- SUPPLIED MATERIAL

★ ★ ★ ★ ★ ★ ★

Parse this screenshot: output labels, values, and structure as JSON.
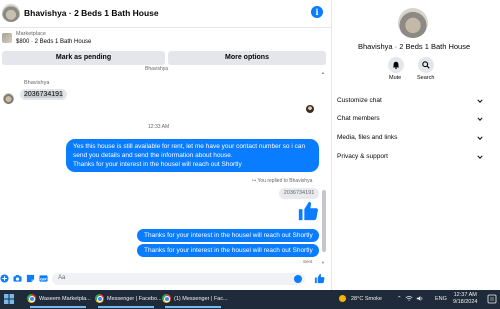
{
  "chat": {
    "header_title": "Bhavishya · 2 Beds 1 Bath House",
    "marketplace_label": "Marketplace",
    "listing_summary": "$800 · 2 Beds 1 Bath House",
    "mark_pending_label": "Mark as pending",
    "more_options_label": "More options",
    "cut_off_text": "Bhavishya",
    "incoming_sender": "Bhavishya",
    "incoming_message": "2036734191",
    "time_separator": "12:33 AM",
    "outgoing_long_lines": [
      "Yes this house is still available for rent, let me have your contact number so i can",
      "send you details and send the information about house.",
      "Thanks for your interest in the housel will reach out Shortly"
    ],
    "reply_note": "You replied to Bhavishya",
    "quoted_message": "2036734191",
    "outgoing_short_1": "Thanks for your interest in the housel will reach out Shortly",
    "outgoing_short_2": "Thanks for your interest in the housel will reach out Shortly",
    "sent_status": "Sent",
    "composer_placeholder": "Aa",
    "accent_color": "#0a7cff"
  },
  "panel": {
    "title": "Bhavishya · 2 Beds 1 Bath House",
    "mute_label": "Mute",
    "search_label": "Search",
    "sections": [
      "Customize chat",
      "Chat members",
      "Media, files and links",
      "Privacy & support"
    ]
  },
  "taskbar": {
    "items": [
      "Waseem Marketpla...",
      "Messenger | Facebo...",
      "(1) Messenger | Fac..."
    ],
    "weather": "28°C  Smoke",
    "language": "ENG",
    "time": "12:37 AM",
    "date": "9/18/2024"
  }
}
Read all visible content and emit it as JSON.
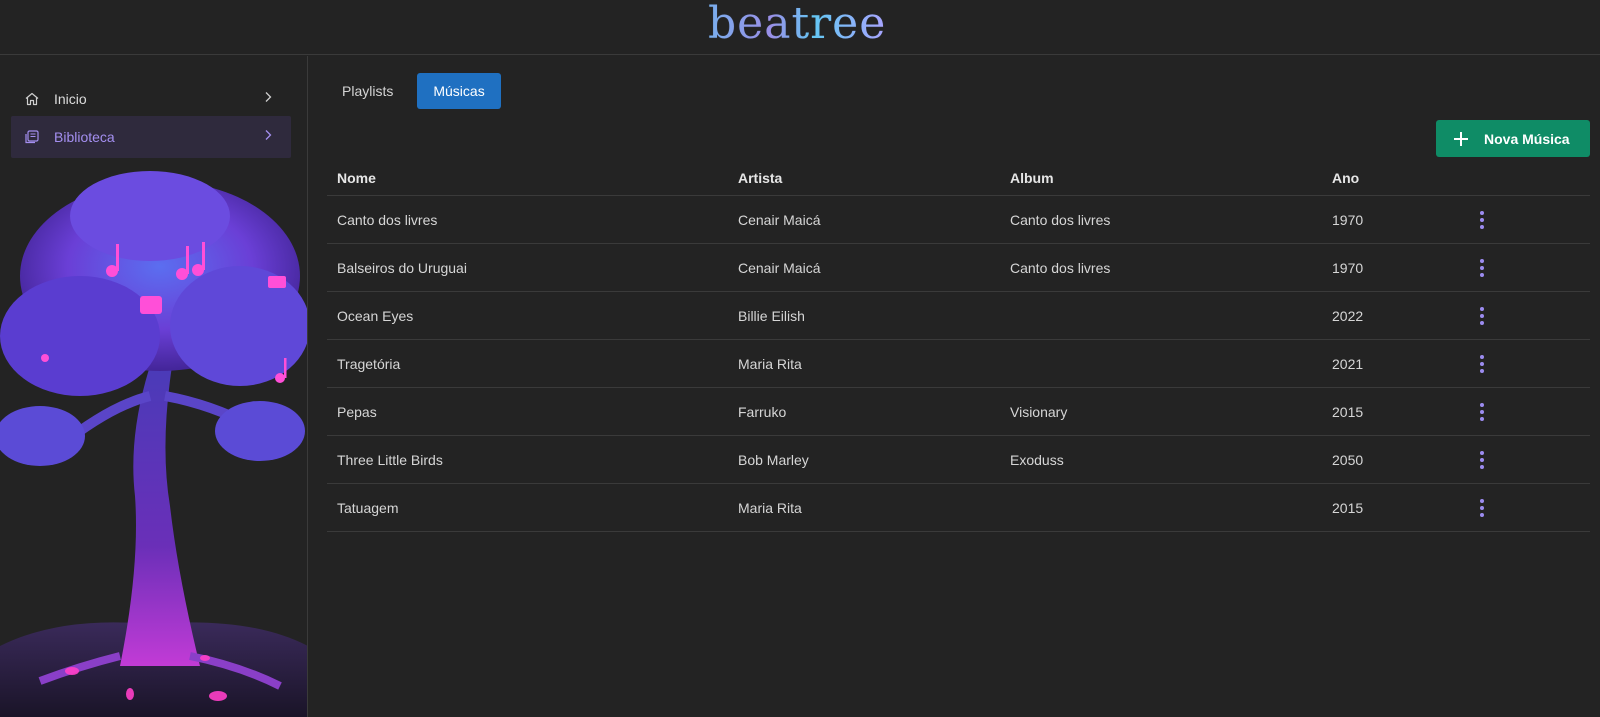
{
  "app": {
    "logo_text": "beatree"
  },
  "sidebar": {
    "items": [
      {
        "label": "Inicio",
        "icon": "home-icon",
        "active": false
      },
      {
        "label": "Biblioteca",
        "icon": "library-icon",
        "active": true
      }
    ]
  },
  "tabs": [
    {
      "label": "Playlists",
      "active": false
    },
    {
      "label": "Músicas",
      "active": true
    }
  ],
  "actions": {
    "new_song_label": "Nova Música"
  },
  "table": {
    "headers": {
      "nome": "Nome",
      "artista": "Artista",
      "album": "Album",
      "ano": "Ano"
    },
    "rows": [
      {
        "nome": "Canto dos livres",
        "artista": "Cenair Maicá",
        "album": "Canto dos livres",
        "ano": "1970"
      },
      {
        "nome": "Balseiros do Uruguai",
        "artista": "Cenair Maicá",
        "album": "Canto dos livres",
        "ano": "1970"
      },
      {
        "nome": "Ocean Eyes",
        "artista": "Billie Eilish",
        "album": "",
        "ano": "2022"
      },
      {
        "nome": "Tragetória",
        "artista": "Maria Rita",
        "album": "",
        "ano": "2021"
      },
      {
        "nome": "Pepas",
        "artista": "Farruko",
        "album": "Visionary",
        "ano": "2015"
      },
      {
        "nome": "Three Little Birds",
        "artista": "Bob Marley",
        "album": "Exoduss",
        "ano": "2050"
      },
      {
        "nome": "Tatuagem",
        "artista": "Maria Rita",
        "album": "",
        "ano": "2015"
      }
    ]
  },
  "colors": {
    "background": "#232323",
    "accent_blue": "#1f70c1",
    "accent_green": "#0f8c66",
    "accent_purple": "#a48ff0"
  }
}
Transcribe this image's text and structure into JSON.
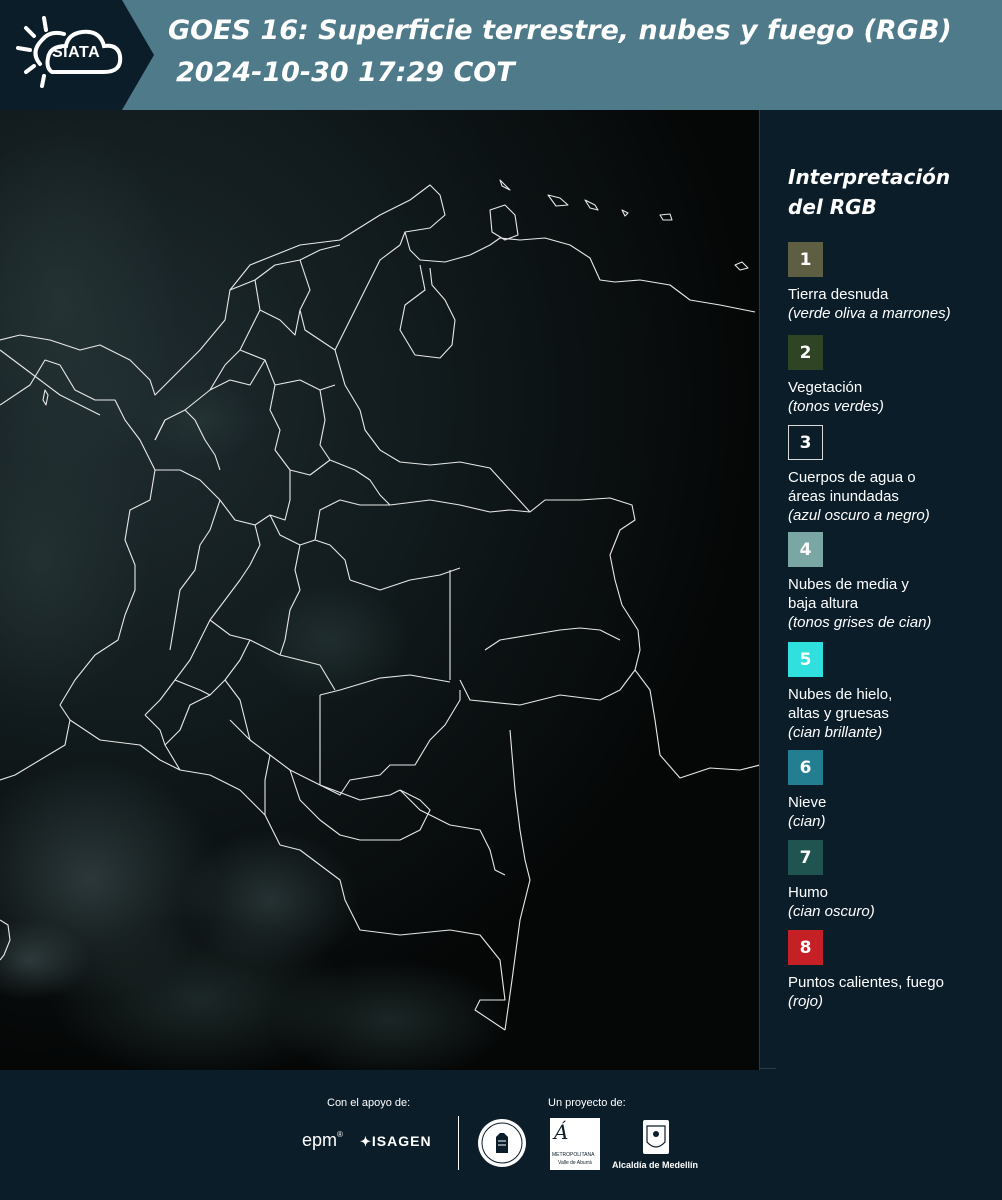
{
  "header": {
    "logo_text": "SIATA",
    "title_line1": "GOES 16: Superficie terrestre, nubes y fuego (RGB)",
    "title_line2": "2024-10-30 17:29 COT"
  },
  "legend": {
    "title_line1": "Interpretación",
    "title_line2": "del RGB",
    "items": [
      {
        "number": "1",
        "color": "#5e5f42",
        "label_lines": [
          "Tierra desnuda"
        ],
        "desc": "(verde oliva a marrones)"
      },
      {
        "number": "2",
        "color": "#2e4424",
        "label_lines": [
          "Vegetación"
        ],
        "desc": "(tonos verdes)"
      },
      {
        "number": "3",
        "color": "#0b1d29",
        "label_lines": [
          "Cuerpos de agua o",
          "áreas inundadas"
        ],
        "desc": "(azul oscuro a negro)"
      },
      {
        "number": "4",
        "color": "#7aa7a4",
        "label_lines": [
          "Nubes de media y",
          "baja altura"
        ],
        "desc": "(tonos grises de cian)"
      },
      {
        "number": "5",
        "color": "#2fe0de",
        "label_lines": [
          "Nubes de hielo,",
          "altas y gruesas"
        ],
        "desc": "(cian brillante)"
      },
      {
        "number": "6",
        "color": "#237e92",
        "label_lines": [
          "Nieve"
        ],
        "desc": "(cian)"
      },
      {
        "number": "7",
        "color": "#1f5450",
        "label_lines": [
          "Humo"
        ],
        "desc": "(cian oscuro)"
      },
      {
        "number": "8",
        "color": "#c42026",
        "label_lines": [
          "Puntos calientes, fuego"
        ],
        "desc": "(rojo)"
      }
    ]
  },
  "footer": {
    "support_label": "Con el apoyo de:",
    "project_label": "Un proyecto de:",
    "sponsors": [
      "epm",
      "ISAGEN"
    ],
    "partners": [
      "Área Metropolitana",
      "Alcaldía de Medellín"
    ],
    "area_sub1": "METROPOLITANA",
    "area_sub2": "Valle de Aburrá",
    "alcaldia": "Alcaldía de Medellín"
  }
}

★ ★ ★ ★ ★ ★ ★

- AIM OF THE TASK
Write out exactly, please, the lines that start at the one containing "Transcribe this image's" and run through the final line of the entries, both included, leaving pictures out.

- EXERCISE OUTPUT
Transcribe this image's text and structure into JSON.
{
  "header": {
    "logo_text": "SIATA",
    "title_line1": "GOES 16: Superficie terrestre, nubes y fuego (RGB)",
    "title_line2": "2024-10-30 17:29 COT"
  },
  "legend": {
    "title_line1": "Interpretación",
    "title_line2": "del RGB",
    "items": [
      {
        "number": "1",
        "color": "#5e5f42",
        "label_lines": [
          "Tierra desnuda"
        ],
        "desc": "(verde oliva a marrones)"
      },
      {
        "number": "2",
        "color": "#2e4424",
        "label_lines": [
          "Vegetación"
        ],
        "desc": "(tonos verdes)"
      },
      {
        "number": "3",
        "color": "#0b1d29",
        "label_lines": [
          "Cuerpos de agua o",
          "áreas inundadas"
        ],
        "desc": "(azul oscuro a negro)"
      },
      {
        "number": "4",
        "color": "#7aa7a4",
        "label_lines": [
          "Nubes de media y",
          "baja altura"
        ],
        "desc": "(tonos grises de cian)"
      },
      {
        "number": "5",
        "color": "#2fe0de",
        "label_lines": [
          "Nubes de hielo,",
          "altas y gruesas"
        ],
        "desc": "(cian brillante)"
      },
      {
        "number": "6",
        "color": "#237e92",
        "label_lines": [
          "Nieve"
        ],
        "desc": "(cian)"
      },
      {
        "number": "7",
        "color": "#1f5450",
        "label_lines": [
          "Humo"
        ],
        "desc": "(cian oscuro)"
      },
      {
        "number": "8",
        "color": "#c42026",
        "label_lines": [
          "Puntos calientes, fuego"
        ],
        "desc": "(rojo)"
      }
    ]
  },
  "footer": {
    "support_label": "Con el apoyo de:",
    "project_label": "Un proyecto de:",
    "sponsors": [
      "epm",
      "ISAGEN"
    ],
    "partners": [
      "Área Metropolitana",
      "Alcaldía de Medellín"
    ],
    "area_sub1": "METROPOLITANA",
    "area_sub2": "Valle de Aburrá",
    "alcaldia": "Alcaldía de Medellín"
  }
}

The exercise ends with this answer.